Darwin’s account of the origin of living things makes no attempt to answer the deepest question, what is life?
With new advances in nanotechnology and biophysics, scientists are demonstrating how living organisms manipulate information to power molecular motors, control chemical reactions and navigate the uncertain world of molecular randomness.
In The Demon in the Machine, Paul Davies explores nothing less than a grand unified theory of physics and biology organised around the concept of information.
This book is the culmination of decades of thinking about physics, life and complexity. It lays out the foundations for this next great frontier in science, in which new physical laws will be understood and exploited, ‘information engines’ will transform nanotechnology and biology will be seen to be less about complex chemistry and more about modules and networks that store and process information.
Robbert is Director and Leon Levy Professor of the Institute for Advanced Study, one of the world’s leading centers for curiosity-driven basic research in the sciences and humanities.
Past President of the Royal Netherlands Academy of Arts and Sciences and Past Co-Chair of the InterAcademy Council, he is a mathematical physicist who has made important contributions to string theory and the advancement of science education.
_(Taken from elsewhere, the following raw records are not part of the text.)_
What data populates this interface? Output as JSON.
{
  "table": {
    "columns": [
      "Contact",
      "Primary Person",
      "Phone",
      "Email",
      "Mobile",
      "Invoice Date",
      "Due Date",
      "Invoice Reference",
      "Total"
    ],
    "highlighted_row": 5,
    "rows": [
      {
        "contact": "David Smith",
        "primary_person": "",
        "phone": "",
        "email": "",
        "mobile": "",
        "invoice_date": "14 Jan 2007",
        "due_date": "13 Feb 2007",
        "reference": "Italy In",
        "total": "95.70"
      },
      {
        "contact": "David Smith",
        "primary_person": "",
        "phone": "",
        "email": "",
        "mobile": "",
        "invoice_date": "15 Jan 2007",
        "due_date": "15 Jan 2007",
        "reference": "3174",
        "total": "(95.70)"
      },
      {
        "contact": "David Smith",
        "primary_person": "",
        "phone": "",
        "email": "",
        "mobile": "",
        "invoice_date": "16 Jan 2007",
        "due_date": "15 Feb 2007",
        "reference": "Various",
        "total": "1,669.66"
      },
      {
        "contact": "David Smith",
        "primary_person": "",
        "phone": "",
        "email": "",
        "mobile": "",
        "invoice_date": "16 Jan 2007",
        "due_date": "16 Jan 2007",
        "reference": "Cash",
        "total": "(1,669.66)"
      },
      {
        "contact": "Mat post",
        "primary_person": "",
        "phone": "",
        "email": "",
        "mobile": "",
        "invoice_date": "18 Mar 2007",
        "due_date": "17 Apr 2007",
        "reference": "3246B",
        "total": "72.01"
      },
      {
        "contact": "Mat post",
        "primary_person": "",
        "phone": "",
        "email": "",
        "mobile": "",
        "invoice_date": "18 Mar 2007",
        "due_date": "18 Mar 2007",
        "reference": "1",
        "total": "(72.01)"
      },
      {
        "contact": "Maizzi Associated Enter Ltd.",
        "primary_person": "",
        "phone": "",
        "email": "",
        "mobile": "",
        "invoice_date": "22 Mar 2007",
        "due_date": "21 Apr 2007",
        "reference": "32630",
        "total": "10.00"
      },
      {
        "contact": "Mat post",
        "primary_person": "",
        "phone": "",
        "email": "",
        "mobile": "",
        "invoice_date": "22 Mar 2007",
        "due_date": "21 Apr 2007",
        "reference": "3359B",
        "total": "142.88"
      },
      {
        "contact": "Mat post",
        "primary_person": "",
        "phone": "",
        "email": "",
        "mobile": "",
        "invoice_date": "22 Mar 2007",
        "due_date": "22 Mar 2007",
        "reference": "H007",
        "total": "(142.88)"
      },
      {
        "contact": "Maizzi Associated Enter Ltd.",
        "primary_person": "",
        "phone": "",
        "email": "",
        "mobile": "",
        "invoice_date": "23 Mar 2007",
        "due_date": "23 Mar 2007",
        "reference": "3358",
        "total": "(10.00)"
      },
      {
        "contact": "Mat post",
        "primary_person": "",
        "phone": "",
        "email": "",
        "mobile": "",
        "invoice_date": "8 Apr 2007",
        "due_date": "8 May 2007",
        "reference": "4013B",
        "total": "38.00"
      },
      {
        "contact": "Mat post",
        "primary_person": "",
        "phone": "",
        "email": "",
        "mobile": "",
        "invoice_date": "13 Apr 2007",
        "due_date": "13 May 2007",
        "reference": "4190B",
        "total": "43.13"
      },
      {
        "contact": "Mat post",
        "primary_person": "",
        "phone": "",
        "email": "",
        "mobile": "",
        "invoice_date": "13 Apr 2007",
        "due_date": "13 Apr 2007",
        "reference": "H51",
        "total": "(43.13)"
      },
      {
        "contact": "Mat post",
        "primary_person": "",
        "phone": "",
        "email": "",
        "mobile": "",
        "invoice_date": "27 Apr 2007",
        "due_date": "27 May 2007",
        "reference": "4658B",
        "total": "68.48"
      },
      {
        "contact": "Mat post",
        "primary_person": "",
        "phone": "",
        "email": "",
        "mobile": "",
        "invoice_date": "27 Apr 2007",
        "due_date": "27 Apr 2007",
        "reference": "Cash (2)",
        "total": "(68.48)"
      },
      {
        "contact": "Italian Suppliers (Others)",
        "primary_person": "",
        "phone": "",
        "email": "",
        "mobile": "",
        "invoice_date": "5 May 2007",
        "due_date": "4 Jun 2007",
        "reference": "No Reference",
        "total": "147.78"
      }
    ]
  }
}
He is a recipient of the Spinoza Prize, the highest scientific award in the Netherlands, and is a Knight of the Order of the Netherlands Lion.
A member of the American Academy of Arts and Sciences and the American Philosophical Society, Dijkgraaf is most recently coauthor with Abraham Flexner of The Usefulness of Useless Knowledge.